- **Task statement**:
Records follow. Pull out every line that contains "Online".

-=-=-

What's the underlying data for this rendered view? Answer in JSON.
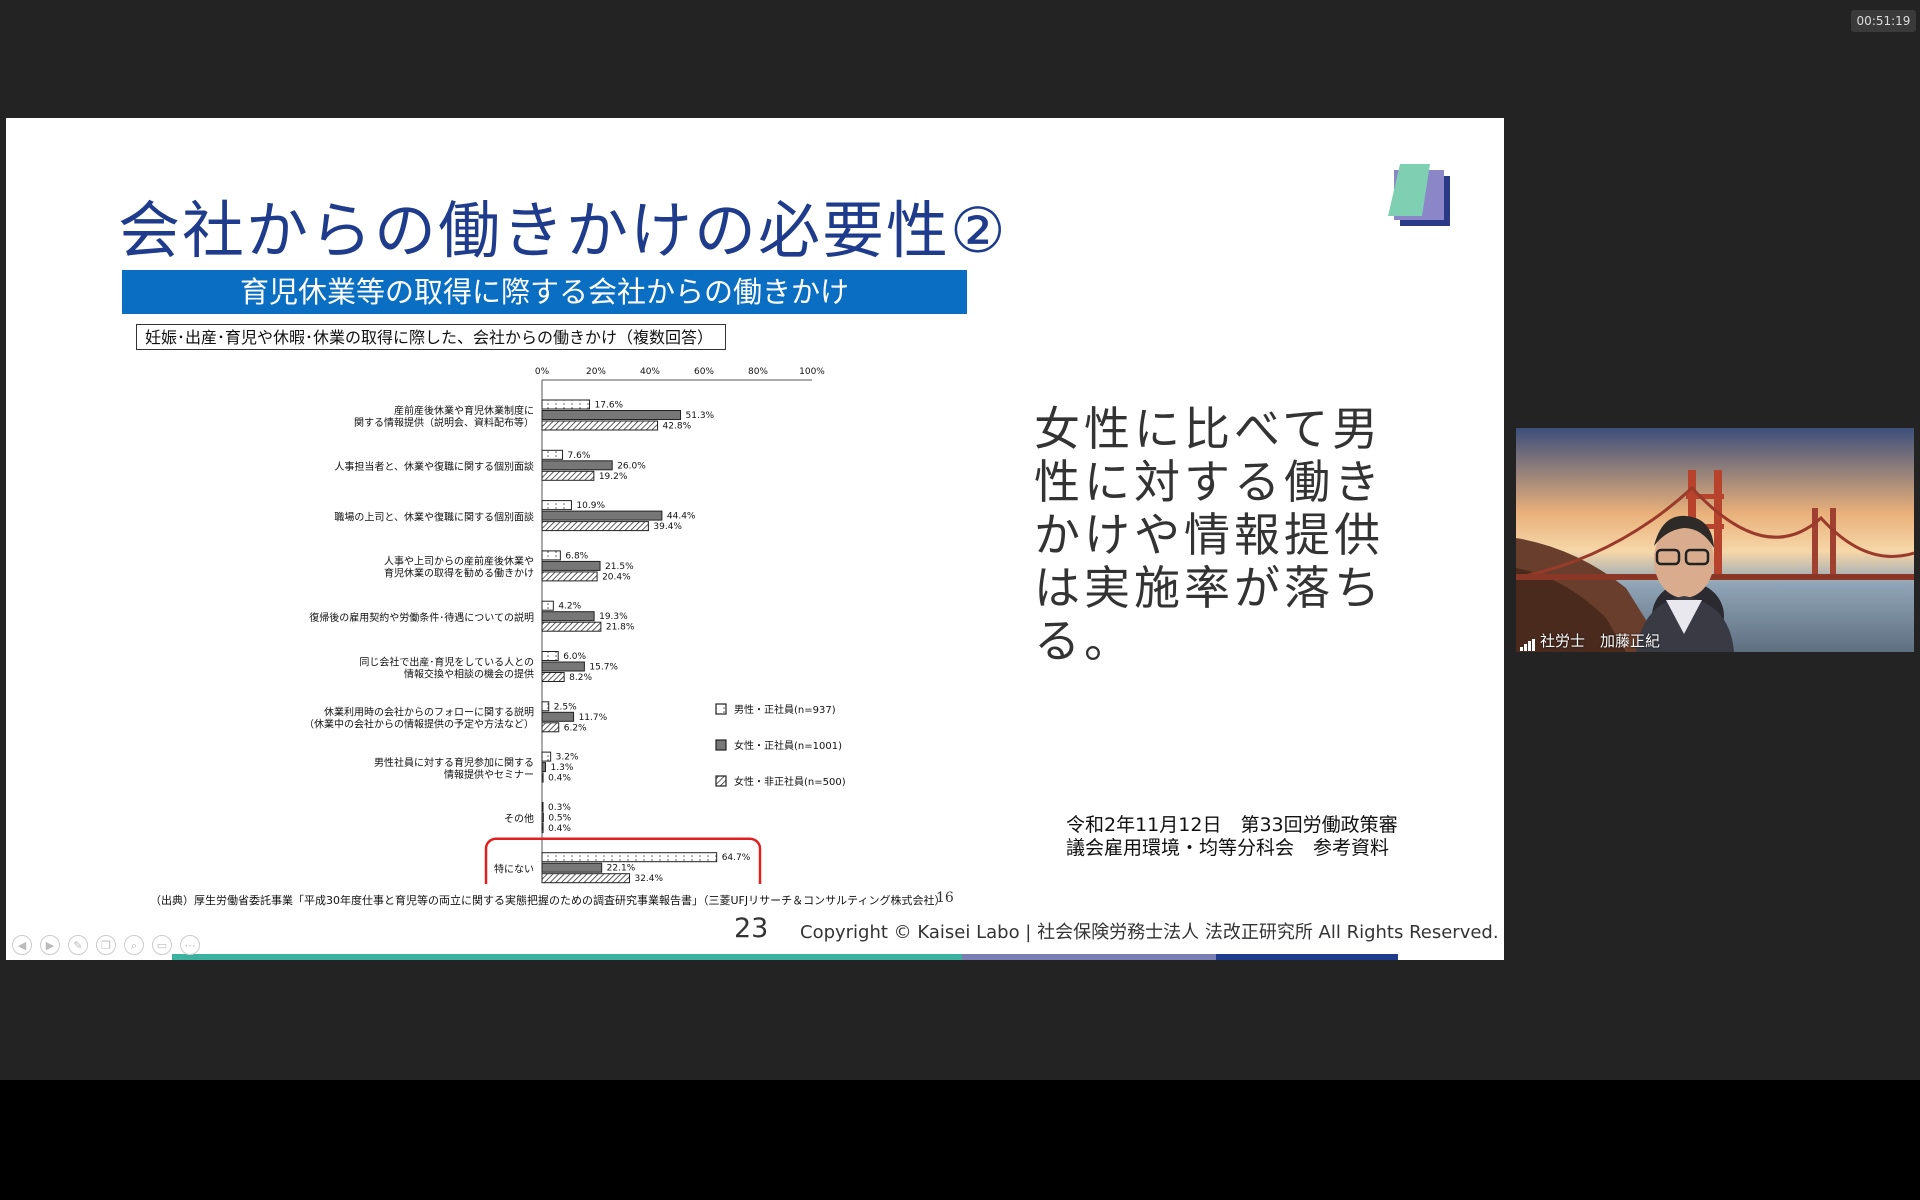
{
  "meeting": {
    "elapsed_time": "00:51:19",
    "participant_name": "社労士　加藤正紀"
  },
  "slide": {
    "title": "会社からの働きかけの必要性②",
    "chart_header": "育児休業等の取得に際する会社からの働きかけ",
    "chart_subtitle": "妊娠･出産･育児や休暇･休業の取得に際した、会社からの働きかけ（複数回答）",
    "source": "（出典）厚生労働省委託事業「平成30年度仕事と育児等の両立に関する実態把握のための調査研究事業報告書」（三菱UFJリサーチ＆コンサルティング株式会社）",
    "inner_page": "16",
    "comment": "女性に比べて男性に対する働きかけや情報提供は実施率が落ちる。",
    "reference_line1": "令和2年11月12日　第33回労働政策審",
    "reference_line2": "議会雇用環境・均等分科会　参考資料",
    "page_number": "23",
    "copyright": "Copyright © Kaisei Labo | 社会保険労務士法人 法改正研究所 All Rights Reserved.",
    "colors": {
      "title": "#1f3c8c",
      "header_bg": "#0a6fc2",
      "highlight": "#e02020",
      "bar_segments": [
        "#3bb2a0",
        "#7a7fb3",
        "#1f3c8c"
      ]
    }
  },
  "chart_data": {
    "type": "bar",
    "orientation": "horizontal",
    "xlim": [
      0,
      100
    ],
    "x_ticks": [
      "0%",
      "20%",
      "40%",
      "60%",
      "80%",
      "100%"
    ],
    "categories": [
      [
        "産前産後休業や育児休業制度に",
        "関する情報提供（説明会、資料配布等）"
      ],
      [
        "人事担当者と、休業や復職に関する個別面談"
      ],
      [
        "職場の上司と、休業や復職に関する個別面談"
      ],
      [
        "人事や上司からの産前産後休業や",
        "育児休業の取得を勧める働きかけ"
      ],
      [
        "復帰後の雇用契約や労働条件･待遇についての説明"
      ],
      [
        "同じ会社で出産･育児をしている人との",
        "情報交換や相談の機会の提供"
      ],
      [
        "休業利用時の会社からのフォローに関する説明",
        "（休業中の会社からの情報提供の予定や方法など）"
      ],
      [
        "男性社員に対する育児参加に関する",
        "情報提供やセミナー"
      ],
      [
        "その他"
      ],
      [
        "特にない"
      ]
    ],
    "series": [
      {
        "name": "男性・正社員(n=937)",
        "values": [
          17.6,
          7.6,
          10.9,
          6.8,
          4.2,
          6.0,
          2.5,
          3.2,
          0.3,
          64.7
        ]
      },
      {
        "name": "女性・正社員(n=1001)",
        "values": [
          51.3,
          26.0,
          44.4,
          21.5,
          19.3,
          15.7,
          11.7,
          1.3,
          0.5,
          22.1
        ]
      },
      {
        "name": "女性・非正社員(n=500)",
        "values": [
          42.8,
          19.2,
          39.4,
          20.4,
          21.8,
          8.2,
          6.2,
          0.4,
          0.4,
          32.4
        ]
      }
    ],
    "highlighted_category": "特にない",
    "legend_position": "right"
  }
}
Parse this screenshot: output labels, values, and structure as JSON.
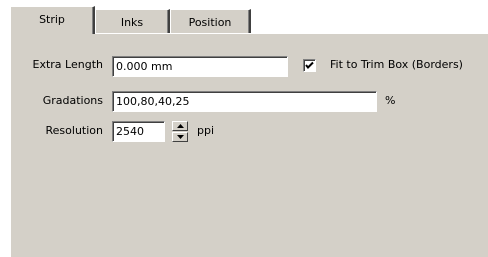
{
  "tabs": [
    {
      "label": "Strip",
      "active": true
    },
    {
      "label": "Inks",
      "active": false
    },
    {
      "label": "Position",
      "active": false
    }
  ],
  "extra_length": {
    "label": "Extra Length",
    "value": "0.000 mm"
  },
  "fit_to_trim": {
    "label": "Fit to Trim Box (Borders)",
    "checked": true
  },
  "gradations": {
    "label": "Gradations",
    "value": "100,80,40,25",
    "unit": "%"
  },
  "resolution": {
    "label": "Resolution",
    "value": "2540",
    "unit": "ppi"
  }
}
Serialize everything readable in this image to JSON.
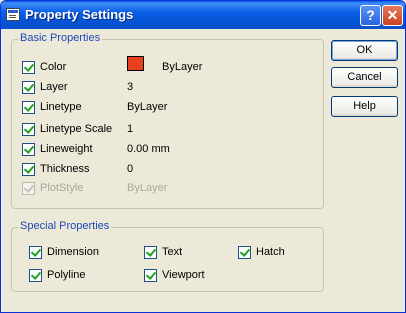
{
  "window": {
    "title": "Property Settings"
  },
  "titlebar": {
    "help_label": "?",
    "close_label": "✕"
  },
  "basic": {
    "title": "Basic Properties",
    "color_swatch": "#E8401C",
    "rows": [
      {
        "label": "Color",
        "value": "ByLayer",
        "checked": true,
        "enabled": true
      },
      {
        "label": "Layer",
        "value": "3",
        "checked": true,
        "enabled": true
      },
      {
        "label": "Linetype",
        "value": "ByLayer",
        "checked": true,
        "enabled": true
      },
      {
        "label": "Linetype Scale",
        "value": "1",
        "checked": true,
        "enabled": true
      },
      {
        "label": "Lineweight",
        "value": "0.00 mm",
        "checked": true,
        "enabled": true
      },
      {
        "label": "Thickness",
        "value": "0",
        "checked": true,
        "enabled": true
      },
      {
        "label": "PlotStyle",
        "value": "ByLayer",
        "checked": true,
        "enabled": false
      }
    ]
  },
  "special": {
    "title": "Special Properties",
    "items": [
      {
        "label": "Dimension",
        "checked": true
      },
      {
        "label": "Text",
        "checked": true
      },
      {
        "label": "Hatch",
        "checked": true
      },
      {
        "label": "Polyline",
        "checked": true
      },
      {
        "label": "Viewport",
        "checked": true
      }
    ]
  },
  "buttons": {
    "ok": "OK",
    "cancel": "Cancel",
    "help": "Help"
  }
}
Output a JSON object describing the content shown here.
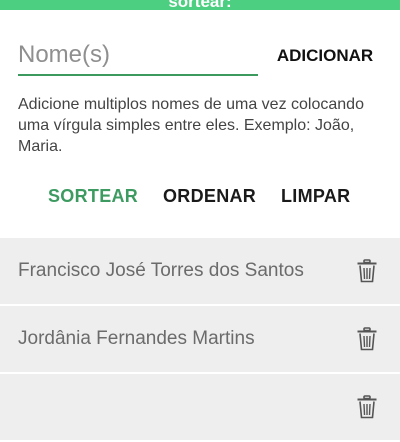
{
  "header": {
    "title": "sortear:",
    "accent_color": "#4dcf82"
  },
  "form": {
    "name_placeholder": "Nome(s)",
    "name_value": "",
    "add_label": "ADICIONAR",
    "hint": "Adicione multiplos nomes de uma vez colocando uma vírgula simples entre eles. Exemplo: João, Maria."
  },
  "actions": {
    "sortear": "SORTEAR",
    "ordenar": "ORDENAR",
    "limpar": "LIMPAR",
    "primary_color": "#3d9b61"
  },
  "list": {
    "items": [
      {
        "name": "Francisco José Torres dos Santos",
        "delete_icon": "trash-icon"
      },
      {
        "name": "Jordânia Fernandes Martins",
        "delete_icon": "trash-icon"
      },
      {
        "name": "",
        "delete_icon": "trash-icon"
      }
    ],
    "row_color": "#eeeeee"
  }
}
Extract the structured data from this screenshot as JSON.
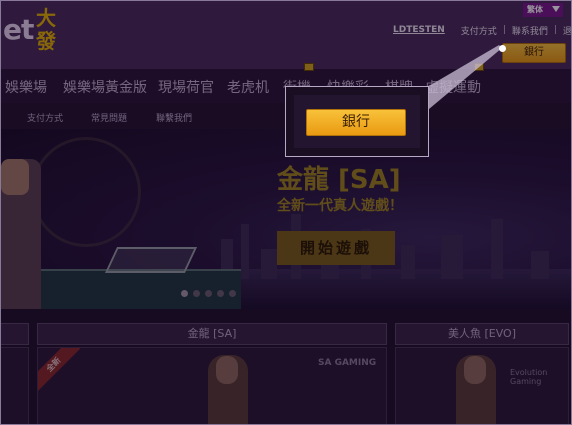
{
  "header": {
    "logo_text": "et",
    "logo_cn": "大發",
    "language": "繁体",
    "username": "LDTESTEN",
    "links": [
      "支付方式",
      "聯系我們",
      "退出"
    ],
    "bank_button": "銀行"
  },
  "nav": {
    "items": [
      "娛樂場",
      "娛樂場黃金版",
      "現場荷官",
      "老虎机",
      "街機",
      "快樂彩",
      "棋牌",
      "虛擬運動"
    ]
  },
  "subnav": {
    "items": [
      "支付方式",
      "常見問題",
      "聯繫我們"
    ]
  },
  "banner": {
    "title": "金龍 [SA]",
    "subtitle": "全新一代真人遊戲！",
    "play_button": "開始遊戲",
    "slide_count": 5,
    "active_slide": 0
  },
  "games": {
    "sections": [
      {
        "title": "金龍 [SA]",
        "badge": "全新",
        "provider": "SA GAMING"
      },
      {
        "title": "美人魚 [EVO]",
        "provider": "Evolution Gaming"
      }
    ]
  },
  "callout": {
    "bank_button": "銀行"
  },
  "colors": {
    "accent_gold": "#f5b52a",
    "header_purple": "#4a2c5c",
    "lang_badge": "#7a1a8c"
  }
}
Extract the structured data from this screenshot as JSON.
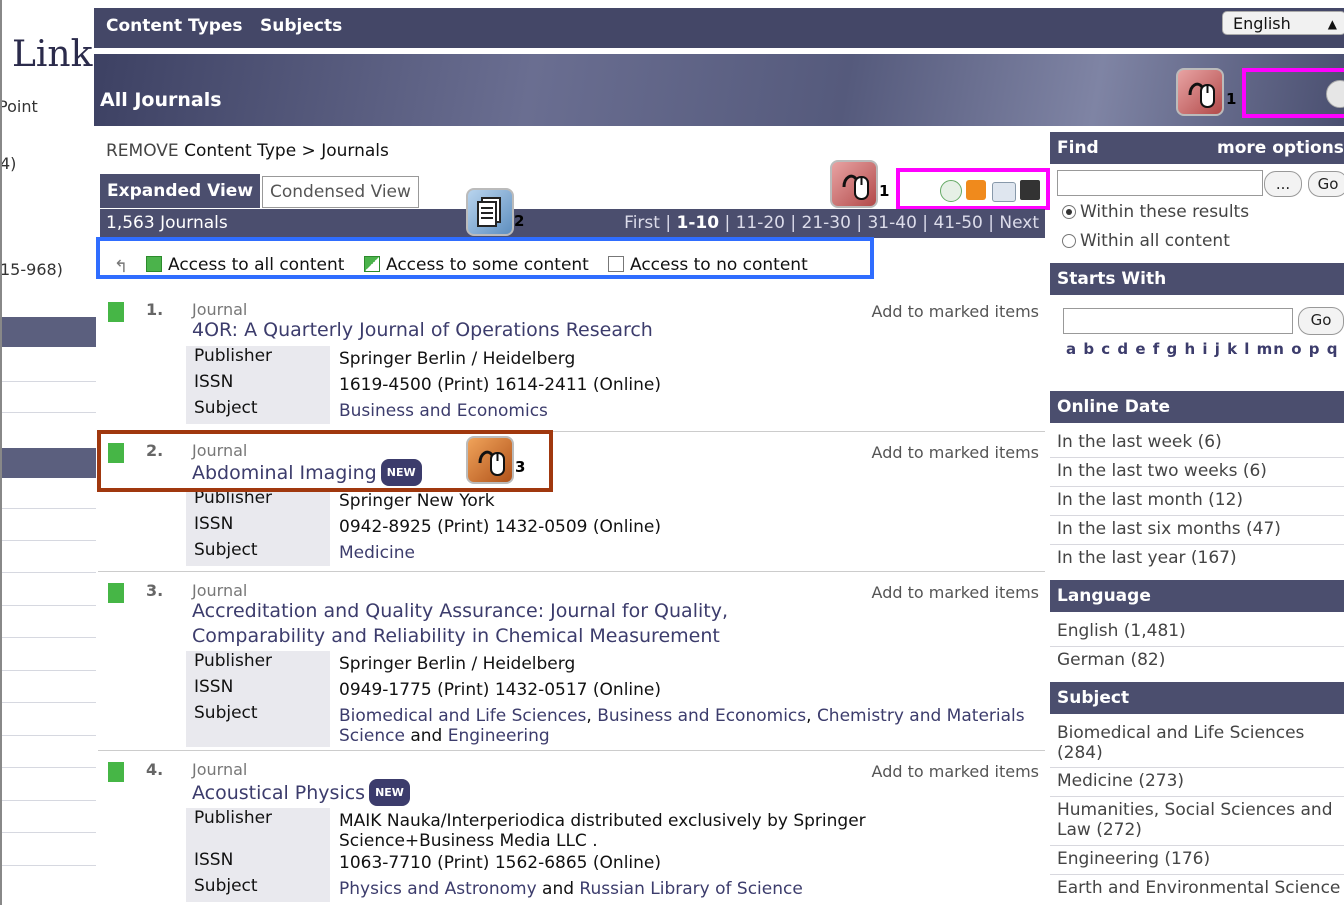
{
  "left": {
    "logo": "Link",
    "subtitle": "Point",
    "frag1": "4)",
    "frag2": "15-968)"
  },
  "topnav": {
    "content_types": "Content Types",
    "subjects": "Subjects",
    "language": "English"
  },
  "banner": {
    "title": "All Journals"
  },
  "annotations": {
    "num1": "1",
    "num2": "2",
    "num3": "3"
  },
  "breadcrumb": {
    "remove": "REMOVE",
    "path": "Content Type > Journals"
  },
  "tabs": {
    "expanded": "Expanded View",
    "condensed": "Condensed View"
  },
  "results": {
    "count": "1,563 Journals",
    "pager": {
      "first": "First",
      "current": "1-10",
      "p2": "11-20",
      "p3": "21-30",
      "p4": "31-40",
      "p5": "41-50",
      "next": "Next",
      "sep": "|"
    }
  },
  "legend": {
    "all": "Access to all content",
    "some": "Access to some content",
    "none": "Access to no content"
  },
  "labels": {
    "journal": "Journal",
    "add": "Add to marked items",
    "publisher": "Publisher",
    "issn": "ISSN",
    "subject": "Subject",
    "new": "NEW"
  },
  "journals": [
    {
      "index": "1.",
      "title": "4OR: A Quarterly Journal of Operations Research",
      "publisher": "Springer Berlin / Heidelberg",
      "issn": "1619-4500 (Print) 1614-2411 (Online)",
      "subject": "Business and Economics"
    },
    {
      "index": "2.",
      "title": "Abdominal Imaging",
      "publisher": "Springer New York",
      "issn": "0942-8925 (Print) 1432-0509 (Online)",
      "subject": "Medicine"
    },
    {
      "index": "3.",
      "title": "Accreditation and Quality Assurance: Journal for Quality, Comparability and Reliability in Chemical Measurement",
      "publisher": "Springer Berlin / Heidelberg",
      "issn": "0949-1775 (Print) 1432-0517 (Online)",
      "subject_a": "Biomedical and Life Sciences",
      "subject_b": "Business and Economics",
      "subject_c": "Chemistry and Materials Science",
      "subject_and": "and",
      "subject_d": "Engineering"
    },
    {
      "index": "4.",
      "title": "Acoustical Physics",
      "publisher": "MAIK Nauka/Interperiodica distributed exclusively by Springer Science+Business Media LLC .",
      "issn": "1063-7710 (Print) 1562-6865 (Online)",
      "subject_a": "Physics and Astronomy",
      "subject_and": "and",
      "subject_b": "Russian Library of Science"
    }
  ],
  "sidebar": {
    "find": "Find",
    "more_options": "more options",
    "ellipsis": "...",
    "go": "Go",
    "within_results": "Within these results",
    "within_all": "Within all content",
    "starts_with": "Starts With",
    "letters": "a b c d e f g h i j k l mn o p q",
    "online_date": "Online Date",
    "dates": [
      "In the last week (6)",
      "In the last two weeks (6)",
      "In the last month (12)",
      "In the last six months (47)",
      "In the last year (167)"
    ],
    "language": "Language",
    "languages": [
      "English (1,481)",
      "German (82)"
    ],
    "subject": "Subject",
    "subjects": [
      "Biomedical and Life Sciences (284)",
      "Medicine (273)",
      "Humanities, Social Sciences and Law (272)",
      "Engineering (176)",
      "Earth and Environmental Science"
    ]
  }
}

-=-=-

- **Answer space**:
      "issn": "1619-4500 (Print) 1614-2411 (Online)",
      "issn": "0942-8925 (Print) 1432-0509 (Online)",
      "issn": "0949-1775 (Print) 1432-0517 (Online)",
      "issn": "1063-7710 (Print) 1562-6865 (Online)",
    "online_date": "Online Date",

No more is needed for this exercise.